In algebraic geometry, an algebraic group (or group variety) is a group that is an algebraic variety, such that the multiplication and inversion operations are given by regular maps on the variety.

In terms of category theory, an algebraic group is a group object in the category of algebraic varieties.

There are other algebraic groups, but Chevalley's structure theorem asserts that every algebraic group is an extension of an abelian variety by a linear algebraic group. More precisely, if K is a perfect field, and G an algebraic group over K, there exists a unique normal closed subgroup H in G, such that H is a linear algebraic group and G/H an abelian variety.

According to another basic theorem[which?], any group that is also an affine variety has a faithful finite-dimensional linear representation: it is isomorphic to a matrix group, defined by polynomial equations.

Over the fields of real and complex numbers, every algebraic group is also a Lie group, but the converse is false.

A group scheme is a generalization of an algebraic group that allows, in particular, working over a commutative ring instead of a field.

An algebraic subgroup of an algebraic group is a Zariski-closed subgroup. Generally these are taken to be connected (or irreducible as a variety) as well.

Another way of expressing the condition is as a subgroup that is also a subvariety.

This may also be generalized by allowing schemes in place of varieties. The main effect of this in practice, apart from allowing subgroups in which the connected component is of finite index > 1, is to admit non-reduced schemes, in characteristic p.

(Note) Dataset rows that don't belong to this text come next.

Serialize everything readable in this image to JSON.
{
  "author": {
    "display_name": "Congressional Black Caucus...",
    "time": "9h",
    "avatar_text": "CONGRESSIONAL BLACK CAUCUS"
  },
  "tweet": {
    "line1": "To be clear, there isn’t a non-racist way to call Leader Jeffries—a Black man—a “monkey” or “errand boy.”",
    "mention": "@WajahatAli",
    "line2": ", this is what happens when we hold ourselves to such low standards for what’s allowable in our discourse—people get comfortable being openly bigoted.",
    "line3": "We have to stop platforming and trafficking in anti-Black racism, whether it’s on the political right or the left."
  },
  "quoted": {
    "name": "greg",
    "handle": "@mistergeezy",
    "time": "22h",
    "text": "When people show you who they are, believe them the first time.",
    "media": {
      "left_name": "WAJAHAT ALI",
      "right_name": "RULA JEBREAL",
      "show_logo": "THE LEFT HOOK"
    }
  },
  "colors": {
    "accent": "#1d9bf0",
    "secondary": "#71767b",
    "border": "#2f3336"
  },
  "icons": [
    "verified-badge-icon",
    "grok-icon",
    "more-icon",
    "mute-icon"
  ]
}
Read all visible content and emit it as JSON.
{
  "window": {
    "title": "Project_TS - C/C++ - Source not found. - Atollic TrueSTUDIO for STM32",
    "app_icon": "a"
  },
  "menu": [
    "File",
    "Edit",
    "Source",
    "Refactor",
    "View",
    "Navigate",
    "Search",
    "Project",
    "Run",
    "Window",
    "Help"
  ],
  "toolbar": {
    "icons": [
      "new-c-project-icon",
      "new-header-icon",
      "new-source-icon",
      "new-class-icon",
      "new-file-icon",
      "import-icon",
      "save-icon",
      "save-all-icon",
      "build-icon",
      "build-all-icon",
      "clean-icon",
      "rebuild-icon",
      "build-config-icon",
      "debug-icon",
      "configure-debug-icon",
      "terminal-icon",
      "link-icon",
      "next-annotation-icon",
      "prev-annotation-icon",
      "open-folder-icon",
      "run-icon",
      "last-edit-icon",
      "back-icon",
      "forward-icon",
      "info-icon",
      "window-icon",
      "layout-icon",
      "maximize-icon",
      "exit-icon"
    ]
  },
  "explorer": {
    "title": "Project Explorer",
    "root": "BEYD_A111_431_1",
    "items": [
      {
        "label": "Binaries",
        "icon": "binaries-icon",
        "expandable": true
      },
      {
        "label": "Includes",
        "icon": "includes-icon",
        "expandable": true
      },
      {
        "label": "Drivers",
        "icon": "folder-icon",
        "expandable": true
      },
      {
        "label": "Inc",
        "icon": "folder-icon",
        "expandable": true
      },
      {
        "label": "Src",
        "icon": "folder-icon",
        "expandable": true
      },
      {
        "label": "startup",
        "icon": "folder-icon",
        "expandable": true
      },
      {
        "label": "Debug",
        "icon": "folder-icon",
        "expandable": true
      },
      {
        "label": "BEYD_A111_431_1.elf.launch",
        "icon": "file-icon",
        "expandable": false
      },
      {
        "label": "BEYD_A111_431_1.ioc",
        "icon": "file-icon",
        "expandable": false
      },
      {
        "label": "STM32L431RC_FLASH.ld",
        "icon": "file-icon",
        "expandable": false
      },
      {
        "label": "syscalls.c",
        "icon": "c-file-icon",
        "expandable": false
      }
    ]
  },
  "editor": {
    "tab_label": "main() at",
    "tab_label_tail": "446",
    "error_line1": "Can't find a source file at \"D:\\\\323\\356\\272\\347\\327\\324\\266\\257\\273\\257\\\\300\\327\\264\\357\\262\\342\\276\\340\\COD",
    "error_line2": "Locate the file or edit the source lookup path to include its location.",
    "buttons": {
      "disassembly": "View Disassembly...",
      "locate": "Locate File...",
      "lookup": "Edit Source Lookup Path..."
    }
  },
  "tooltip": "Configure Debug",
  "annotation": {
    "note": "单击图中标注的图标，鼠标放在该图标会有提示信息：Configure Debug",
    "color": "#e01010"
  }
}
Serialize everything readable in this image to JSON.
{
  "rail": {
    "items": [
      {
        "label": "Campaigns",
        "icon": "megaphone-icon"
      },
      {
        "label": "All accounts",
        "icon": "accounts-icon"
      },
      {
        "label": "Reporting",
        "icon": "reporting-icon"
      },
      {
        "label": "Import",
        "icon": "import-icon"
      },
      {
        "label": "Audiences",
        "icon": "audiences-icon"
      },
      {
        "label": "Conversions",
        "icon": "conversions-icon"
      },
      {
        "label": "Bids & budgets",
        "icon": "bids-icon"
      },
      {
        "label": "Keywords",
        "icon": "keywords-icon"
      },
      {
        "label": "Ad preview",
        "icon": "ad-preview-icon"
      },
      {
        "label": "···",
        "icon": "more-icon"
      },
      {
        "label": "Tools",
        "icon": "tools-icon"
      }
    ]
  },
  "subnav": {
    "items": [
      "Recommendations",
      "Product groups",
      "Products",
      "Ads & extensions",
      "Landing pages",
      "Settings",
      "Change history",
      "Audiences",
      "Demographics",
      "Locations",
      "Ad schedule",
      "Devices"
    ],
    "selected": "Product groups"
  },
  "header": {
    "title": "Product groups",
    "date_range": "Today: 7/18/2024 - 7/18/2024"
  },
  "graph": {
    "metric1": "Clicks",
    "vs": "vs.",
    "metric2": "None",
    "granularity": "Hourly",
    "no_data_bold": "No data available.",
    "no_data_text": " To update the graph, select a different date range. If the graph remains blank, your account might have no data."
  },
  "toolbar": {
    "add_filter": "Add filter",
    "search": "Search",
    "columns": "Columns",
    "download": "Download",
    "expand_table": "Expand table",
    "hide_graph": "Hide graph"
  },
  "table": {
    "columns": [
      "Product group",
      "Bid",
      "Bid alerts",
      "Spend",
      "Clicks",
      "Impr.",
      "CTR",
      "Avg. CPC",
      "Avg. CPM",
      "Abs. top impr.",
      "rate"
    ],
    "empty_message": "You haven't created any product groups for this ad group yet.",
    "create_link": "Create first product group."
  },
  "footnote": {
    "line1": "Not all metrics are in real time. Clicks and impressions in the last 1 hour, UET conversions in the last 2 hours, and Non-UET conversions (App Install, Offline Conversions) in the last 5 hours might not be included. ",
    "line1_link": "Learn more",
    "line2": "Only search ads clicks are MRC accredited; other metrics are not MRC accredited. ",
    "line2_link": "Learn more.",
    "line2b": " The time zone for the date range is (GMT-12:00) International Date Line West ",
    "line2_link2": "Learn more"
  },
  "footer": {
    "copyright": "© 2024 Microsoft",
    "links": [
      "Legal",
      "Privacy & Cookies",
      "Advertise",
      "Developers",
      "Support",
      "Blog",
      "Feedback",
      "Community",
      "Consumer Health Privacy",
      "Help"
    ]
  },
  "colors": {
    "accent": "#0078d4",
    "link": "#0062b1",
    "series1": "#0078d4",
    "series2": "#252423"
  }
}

There are a number of mathematical notions to study and classify algebraic groups.